After the gunfire bombardment and the dropping of 6,200 tons of bombs by Allied aircraft in 5,285 sorties, Rear Admiral R. R. McGrigor’s landing force, carrying Major General W. Clutterbuck’s 1st Division, appeared off the island on the night of 10/11 June after crossing from Sfax and Sousse with the headquarters ship Largs, the destroyers Paladin and Petard and the gunboat Aphis, together with Rear Admiral C. H. J. Harcourt’s covering force comprising the light cruisers Aurora, Newfoundland, Orion, Penelope and Euryalus, the destroyers Laforey, Lookout, Loyal, Jervis, Tartar, Nubian, Troubridge and Whaddon, and eight motor torpedo boats.
After a final heavy bombardment from the air and the sea, the island’s garrison was twice invited to surrender.

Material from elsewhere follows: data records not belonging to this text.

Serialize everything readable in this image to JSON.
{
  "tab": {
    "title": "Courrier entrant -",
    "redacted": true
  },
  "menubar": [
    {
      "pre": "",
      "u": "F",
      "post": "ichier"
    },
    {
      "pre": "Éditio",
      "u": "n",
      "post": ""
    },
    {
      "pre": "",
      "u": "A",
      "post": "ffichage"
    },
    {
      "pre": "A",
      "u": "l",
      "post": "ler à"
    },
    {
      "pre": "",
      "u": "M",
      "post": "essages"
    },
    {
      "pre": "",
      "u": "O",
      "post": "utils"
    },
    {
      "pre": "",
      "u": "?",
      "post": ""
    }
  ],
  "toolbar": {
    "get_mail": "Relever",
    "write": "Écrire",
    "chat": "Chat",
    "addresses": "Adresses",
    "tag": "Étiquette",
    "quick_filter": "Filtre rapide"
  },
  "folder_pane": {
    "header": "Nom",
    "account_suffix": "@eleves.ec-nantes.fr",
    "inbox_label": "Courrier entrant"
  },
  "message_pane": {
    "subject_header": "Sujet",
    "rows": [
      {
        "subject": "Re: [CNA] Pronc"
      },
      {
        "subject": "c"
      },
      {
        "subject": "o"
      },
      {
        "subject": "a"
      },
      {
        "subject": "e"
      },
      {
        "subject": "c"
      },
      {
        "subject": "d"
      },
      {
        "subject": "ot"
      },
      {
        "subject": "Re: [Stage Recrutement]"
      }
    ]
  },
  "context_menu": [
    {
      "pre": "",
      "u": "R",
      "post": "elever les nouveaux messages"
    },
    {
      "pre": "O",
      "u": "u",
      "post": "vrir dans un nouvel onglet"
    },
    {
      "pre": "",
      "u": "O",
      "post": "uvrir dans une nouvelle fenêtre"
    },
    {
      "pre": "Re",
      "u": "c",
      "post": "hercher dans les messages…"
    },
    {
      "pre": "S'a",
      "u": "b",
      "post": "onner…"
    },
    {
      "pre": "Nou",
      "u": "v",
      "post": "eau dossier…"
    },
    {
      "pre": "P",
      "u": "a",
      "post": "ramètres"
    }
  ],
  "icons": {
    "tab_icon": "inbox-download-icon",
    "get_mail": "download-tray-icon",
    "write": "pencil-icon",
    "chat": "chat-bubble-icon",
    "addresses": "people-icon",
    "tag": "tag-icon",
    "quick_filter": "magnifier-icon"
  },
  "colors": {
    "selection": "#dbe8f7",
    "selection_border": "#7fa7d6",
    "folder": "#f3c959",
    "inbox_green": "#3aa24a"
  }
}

There was no reply, so the British troops were landed, and Pavesi then capitulated, having been authorised to do so in the course of the preceding night.
The Axis losses totalled 56 Italian soldiers killed and another 116 wounded, and 11,621 Italians and 78 Germans taken prisoner. The sole British casualty was one man bitten by a mule.
An assessment by a British analyst, Professor Sir Solly Zuckerman, reported that the Italian defences had been trimmed to a 47% effectiveness. The intense 10-day bombing effort had substantially reduced the physical defences: of the 80 pieces of artillery which were bombed, 43 had been damaged, 10 of them beyond repair; all control and communications facilities had been destroyed, and many gun emplacements, ammunition stores and air-raid shelters had been damaged. Unfortunately for the Allies, the ease of the operation led to an overly optimistic assessment of the effectiveness of bombing within the context of the land battlefield.
In the smaller 'Guitar' operation, on 12 June the 4,600-man garrison of the neighbouring island of Lampedusa also capitulated after a night shelling by Aurora, Orion, Penelope and Newfoundland supported by six destroyers, Linosa surrendered to the destroyer Nubian on 13 June and Lampione on 14 June. The way had thus been cleared for the 'Husky' (i) invasion of Sicily less than one month later.